This is one of the subjects for the definition of scope of the PAR.  In addressing frequency bands under 10 GHz, we need to be cognizant of overlap in jurisdiction between 802.16 and 802.11.  802.11 has jurisdiction over unlicensed bands below 10 GHz, which lend themselves to wireless LAN applications, but can also be used in access applications for Internet.  To avoid overlap with 802.11, 802.16 should focus on Licensed bands under 10 GHz, which will primarily be used for access network rather than LAN applications.  Obviously, the interference and RF coexistence issues are radically different between licensed and unlicensed bands, and 802.11 is better equipped to deal with these issues in unlicensed bands.


Allan Evans

		-----Original Message-----
		From:	vicente.quilez_sanchez@alcatel.es [mailto:vicente.quilez_sanchez@alcatel.es]
		Sent:	Thursday, December 23, 1999 1:17 AM
		To:	ccwang@MalibuNetworks.com; Sward.Dong@ic.gc.ca; dkostas@adaptivebroadband.com; stds-802-16@ieee.org; Ken@peirce.net
		Subject:	stds-802-16: sub10. Bands of Interest (II)
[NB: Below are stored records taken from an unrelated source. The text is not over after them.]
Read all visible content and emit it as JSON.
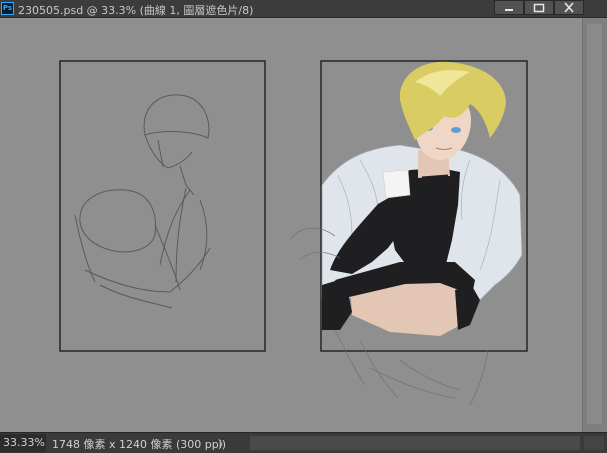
{
  "window": {
    "app_icon": "Ps",
    "title": "230505.psd @ 33.3% (曲線 1, 圖層遮色片/8)",
    "buttons": [
      "minimize-icon",
      "maximize-icon",
      "close-icon"
    ]
  },
  "status": {
    "zoom": "33.33%",
    "doc_info": "1748 像素 x 1240 像素 (300 ppi)",
    "arrow": "〉"
  },
  "colors": {
    "canvas_bg": "#8f8f8f",
    "hair": "#d9cc62",
    "skin": "#e3c6b4",
    "jacket": "#dfe5ea",
    "outfit": "#1f1f22"
  }
}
		     Unless specific limits are defined, unlicensed bands for public 
		     applications might present problems, in my view, to the operators, in 
		     the sense that they will not be able to control neither the quality of 
		     service to the end-users (think in terms of committed or granted 
		     information rates for example) nor the grade of service (or blocking 
		     probability thresholds), because as they do not enjoy exclusive usage 
		     of the frequency band, there is no way to avoid somebody else 
		     (normally an outside, asyncronised system) launching radiofrequency 
		     energy on the same band at the same place, thus creating an 
		     undesirable level of interference, and all this, regardless of the 
		     network dimensioning or level of infrastructure equipment the operator 
		     has put in place. These two parameters (QoS, GoS) are essential when a 
		     given operator (typically a CLEC) has to compete with an ILEC or other 
		     CLECs targeting at the same market with competing technologies.
		     (Even with specific limits defined, there is a penalty introduced when 
		     designing the network thinking in the worst case scenario)
		     On the other hand, I fully agree with your comments to look for 
		     maximum commonality of equipment.
		     It is not my intention to "discriminate" specific bands, but please do 
		     not forget cost targets!
		     Best regards